Bobsleigh in Belgium – How it started?
Bobsleigh officially became a sport in 1897 with the creation of the first club in Sankt Moritz, Switzerland. Already before the First World War, bobsleigh was introduced in Belgium, in the region of Spa-Malchamps, with a first race at the end of January 1911. There were 35 bobsleds at the start, and the track was 1700 meters long and was built on the Route de la Sauvenière (between Malchamps and Le Champ de Courses).
In 1913, the first Belgian Bobsleigh Club was founded by Jean Simonis (Chairman) and J. Houben (Vice-Chairman).
At the Olympic Games in 1924, bobsleigh became an Olympic discipline and the Belgian four-man bob won bronze in Chamonix with Charles Mulder, René Mortiaux, Paul Van den Broeck and Victor Verschuren, Henri Willems went as a reserve.
Later in 1929 competitions were held near Spa on the Rexhons track, where horses were used to bring the sled back up the mountain. The first real bobsleigh track came in December 1938 with a length of 1000 meters, a width of 1.80 meters and a decrease of 14%.
In 1948 the Belgian four-man bobsled won a silver medal in Sankt Moritz, this time the pilot was Max Houben with pushers Freddy Mansveld, Louis-Georges Niels and Jacques Mouvet.
A new start in 2007 – Introducing The Belgian Bullets
What seemed like a crazy idea in 2007 was taken up by Geert Vanvaerenbergh as a challenge: bringing a bobsleigh team to the 2010 Winter Olympics in Vancouver, not any bobsleigh team, a Belgian one.
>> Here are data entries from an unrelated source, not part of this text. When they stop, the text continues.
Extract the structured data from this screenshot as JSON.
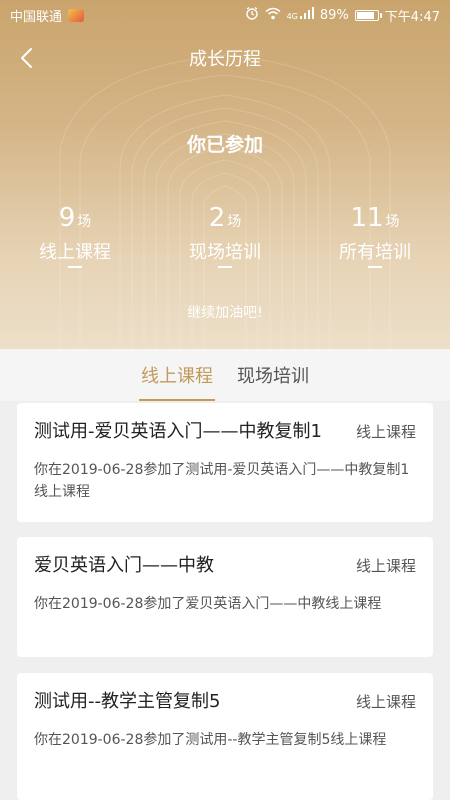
{
  "status_bar": {
    "carrier": "中国联通",
    "battery": "89%",
    "battery_level": 0.89,
    "time": "下午4:47",
    "network": "4G"
  },
  "nav": {
    "title": "成长历程",
    "back_icon": "chevron-left-icon"
  },
  "summary": {
    "title": "你已参加",
    "stats": [
      {
        "value": "9",
        "unit": "场",
        "label": "线上课程"
      },
      {
        "value": "2",
        "unit": "场",
        "label": "现场培训"
      },
      {
        "value": "11",
        "unit": "场",
        "label": "所有培训"
      }
    ],
    "encourage": "继续加油吧!"
  },
  "tabs": [
    {
      "label": "线上课程",
      "active": true
    },
    {
      "label": "现场培训",
      "active": false
    }
  ],
  "records": [
    {
      "title": "测试用-爱贝英语入门——中教复制1",
      "tag": "线上课程",
      "desc": "你在2019-06-28参加了测试用-爱贝英语入门——中教复制1线上课程"
    },
    {
      "title": "爱贝英语入门——中教",
      "tag": "线上课程",
      "desc": "你在2019-06-28参加了爱贝英语入门——中教线上课程"
    },
    {
      "title": "测试用--教学主管复制5",
      "tag": "线上课程",
      "desc": "你在2019-06-28参加了测试用--教学主管复制5线上课程"
    }
  ],
  "colors": {
    "accent": "#c29a5c",
    "hero_top": "#c9a46d",
    "hero_bottom": "#ecdfc9"
  }
}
Geert convinced six Flemish ladies who had never seen a bobsleigh before, and told them there was no excuse not to qualify for the bobsleigh competition in the 2010 Winter Olympics. The athletes were prepared by top coach Rudi Diels and the scientific team of the KU Leuven in a full program with three consecutive goals : the first European Cup in Winterberg, then the World Championship in Lake Placed to finish with a qualification for the Olympic Winter Games in Vancouver, Canada.
An Olympic qualification is achieved in 8 World Cup races in which Belgian has to cross the finish line at least twice as eighth. In the end, former javellinthrower Elfje Willemsen and former hurdle-walker Eva Willemarck secured a ticket to Vancouver, where they achieved a magnificent 14th place. The general public was able to follow the entire process closely thanks to the triptych program that Canvas broadcast for this occasion.
After Vancouver a new challenge was taken on, this time to compete in the Winter Games in Sochi. A new top athlete was recruited to obtain this goal : the silver (later gold) medal winner Hanna Mariën (Beijing 2008 – 4x 100m relay). And yes, here too the team succeeded : with their goal to come in eighth, the ladies finished in sixth place, after they had been in fourth place for some time. Hanna also realized her dream of being the first Belgian athlete to participate in both the Summer and Winter Games.
After the Sochi Games, The Belgian Bullets started working hard for the Olympic Games in Pyeongchang, South Korea in 2018. For the first time The Belgian Bullets had 2 bobsleigh teams selected and even one Skeletoni.
Elfje Willemsen participated in her thrid Olympic Games, this time together with Sara Aerts, top athlete in heptathlon, as a brakewomen, they finished 11th.
Our second team lead by An Vannieuwenhuyse with Sophie Vercruyssen as brakewomen finished 12th
End of an era – What does the future hold?
In December 2018 Elfje Willemsen decided to retire from professional bobsleighing, with her the last original Belgian Bullet dissapeared. However, the future looks bright for our athletes as with An Vannieuwenhuysse the team has a talented driver.
Apart from bobsleigh, Belgium also has a bright future ahead in Skeleton with Skeletoni Kim Meylemans, she finished 14th at the 2018 Olympics in Pyeongchang. Kim Meylemans is not the only Skeletoni competing for Belgium, there are currently three other athletes active, one male and two female. They currently represent Belgium on the Intercontinental and Europa Cup level.
Our youngest two athletes, Aline Pelckmans and Colin Freeling, competed in the 2020 Youth Olympic Games in Sankt Moritz, Switzerland.
Today our athletes are working hard to prepare for the next Olympic Games in Beijing 2022